A prison hold prisoners for society as a septic tank holds wastewater for the house it is built for. The prisons work better if not overcrowded but if allowed to become full like a septic tank, the water and the waste has nowhere to go thus it rises to the top and forms a scum layer that is both unhealthy and unwanted for the homeowner. This is a clear warning sign that many homeowners ignore. Secondly, whenever a septic tank is full, the growth of bacteria fosters freely and creates sickness for those who come into contact with the problem. They can become ill and pass this illness or disease on to others in the household or in the community. This happens to prison communities as well as it impacts three groups. The first are the staffs who make contact with the bacteria and the second are the victims of ingesting the bacteria. Both will suffer and pass it on to others in our community through families and visitors. When this bacterium is contaminated and spread to common households there are chemicals you can use to kill the germs but the residue of the bacteria is the illnesses and diseases it has spread such as those we call communicable diseases. Treating family for Hepatitis infections, HIV, Staph, MERSA, TB and many other is taxing on our healthcare systems and expensive for families to maintain. This can be avoided.
Not intending to compare sewage with human beings, this analogy is made to illustrate and demonstrate the commonalities involved in the negligence of taking care of our prisons where we house those cast out by society and often forgotten or in many cases, not cared for properly especially the severely mentally ill. Just like treatment of a septic tank with the proper chemicals [laws and regulations] to eliminate dangerous or infectious bacteria, prisons should be treated with reasonable and preventable strategies to protect our communities [risk assessments] and those we share custodial responsibilities for when convicted and made subjects of the states.
States can avoid emergencies by merely taking care of business and treating the prisons timely and properly. Now you might say that if the septic tank is full and no longer working right you can spend the money to fix it or install another one to replace the broken one. This logic is applied to public prisons as well as once they are full, the state looks for private prisons to fill up [prison expansion] and a domino effect is created that has no end until the money runs out or the septic tank backs up and an emergency e.g. riot, property destruction, escape can occur.
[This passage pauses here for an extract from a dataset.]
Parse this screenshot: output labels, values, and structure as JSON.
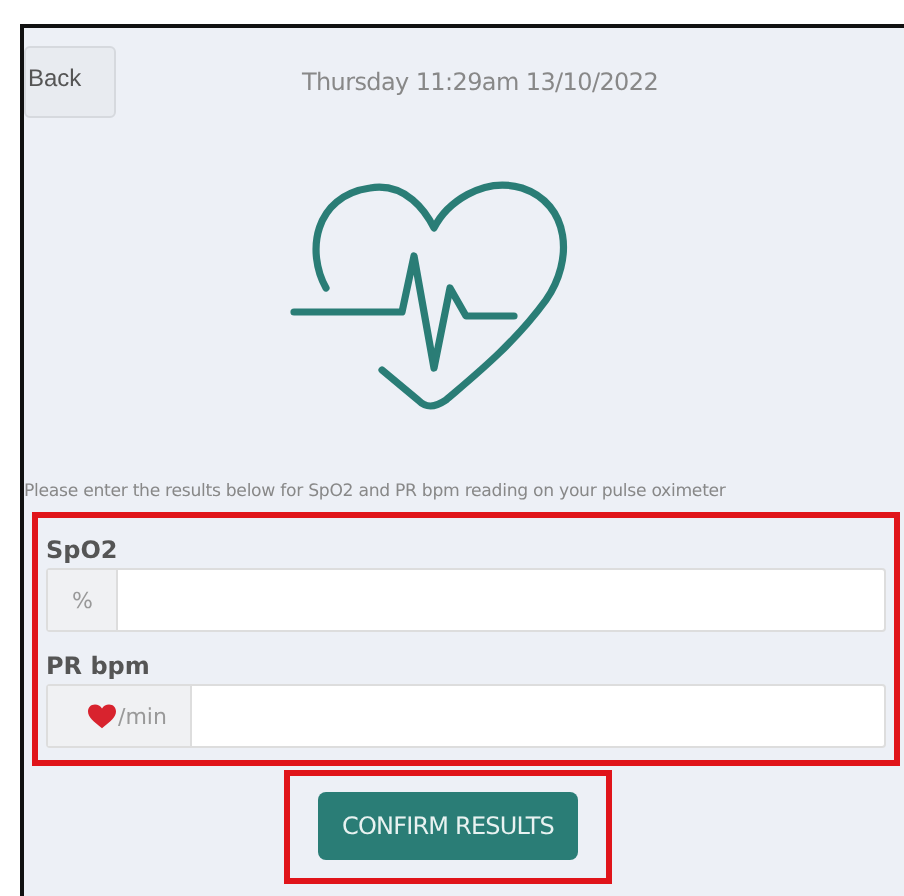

The reasons for building or installing new septic tanks is wasteful for the taxpayer as they would rather keep the old septic tank and get it to work right and save lots of money. Common sense tells us that if we keep buying new septic tanks and leave the filled up tanks on the property the result is a host of contaminated overfilled tanks within the property that is useless and shortly, poses a public safety. One can choose to keep filling up the full prisons by double bunking the population but as a direct result, the use of more water and dumping more waste than anticipated, the septic tanks fill up quickly and eventually, a blockage occurs and clogging the drains and drainfields. This requires expensive maintenance and labor we can ill afford. A blockage or a back up is very ugly and stinking and can cause political turmoil for those who endorsed the reasons for the overfilling of the tanks and now dealing with a smelly mess.
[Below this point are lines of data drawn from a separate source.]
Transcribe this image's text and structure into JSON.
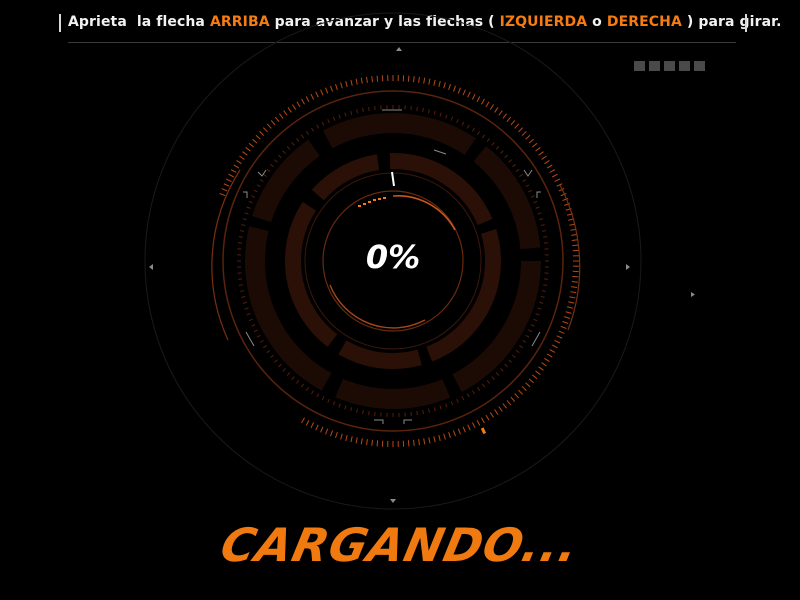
{
  "instructions": {
    "part1": "Aprieta  la flecha ",
    "key_up": "ARRIBA",
    "part2": " para avanzar y las flechas ( ",
    "key_left": "IZQUIERDA",
    "part3": " o ",
    "key_right": "DERECHA",
    "part4": " ) para girar."
  },
  "loader": {
    "percent_value": "0",
    "percent_sign": "%",
    "progress": 0,
    "title": "CARGANDO..."
  },
  "indicator_count": 5,
  "colors": {
    "accent": "#f47c12",
    "dark_ring": "#1e0c06",
    "tick": "#b84a14",
    "background": "#000000"
  }
}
Backfilling sewage can seep into your house and your neighbor’s house and soon, the contamination is something you have to live with inside your own house. Never mind the expensive repair bills awaiting your pocketbook. There are ways to control your septic tank or prisons but it requires monthly oversight and close communication of the needs and events that occur from within [transparent accountability] shared with those who can provide relief to allow the operation to be proper and efficient [legislature]. There are no secret formulas for doing this as state government has proven established procedures to operate prisons that are often disregarded or ignored by those in power who exert their own management styles on the operation pleasing the political will currently in a position to exert their power and will upon the people.
The goal should be to keep your prisons running sound or your septic tank operating well, you need to inspect and pump them regularly [encourage sound post-releases into society] to know the current status of its condition and upcoming needs. This is called transparency with outside sources conducting audits and inspections according to American Corrections Association standards already accepted in our courts. Avoiding getting involved or disregarding the treatment of such a place will result in systemic failures that grossly jeopardize public safety. An untreated septic tank that is not inspected on a regular basis can create hazardous conditions e.g. methane gasses that accumulate inside the tank and eventually become lethal to those around them. Last but never least; you must watch what you pour down your drains into the septic tank. Perhaps if you are wiser to choose what you fill you septic tank with it will last longer and require less maintenance than before. Monitoring the amount of water poured into the tanks and what type of chemicals [alternative sentencing] are introduced into the system will balance your needs if the chemicals do not kill the beneficial bacteria [filtering the violent from the non-violent offenders] that can foster better environmental conditions for your septic tank or prison.
As an old commercial reminds me every now and then, you can pay me now or you can pay me later. The problem is the money used comes from the taxpayers and not the politicians who created this mess and are looking for new septic tanks to install rather than fixing the old ones littering the states with environmental damage or hazards and draining our water resources underground and taxing the people for their failures.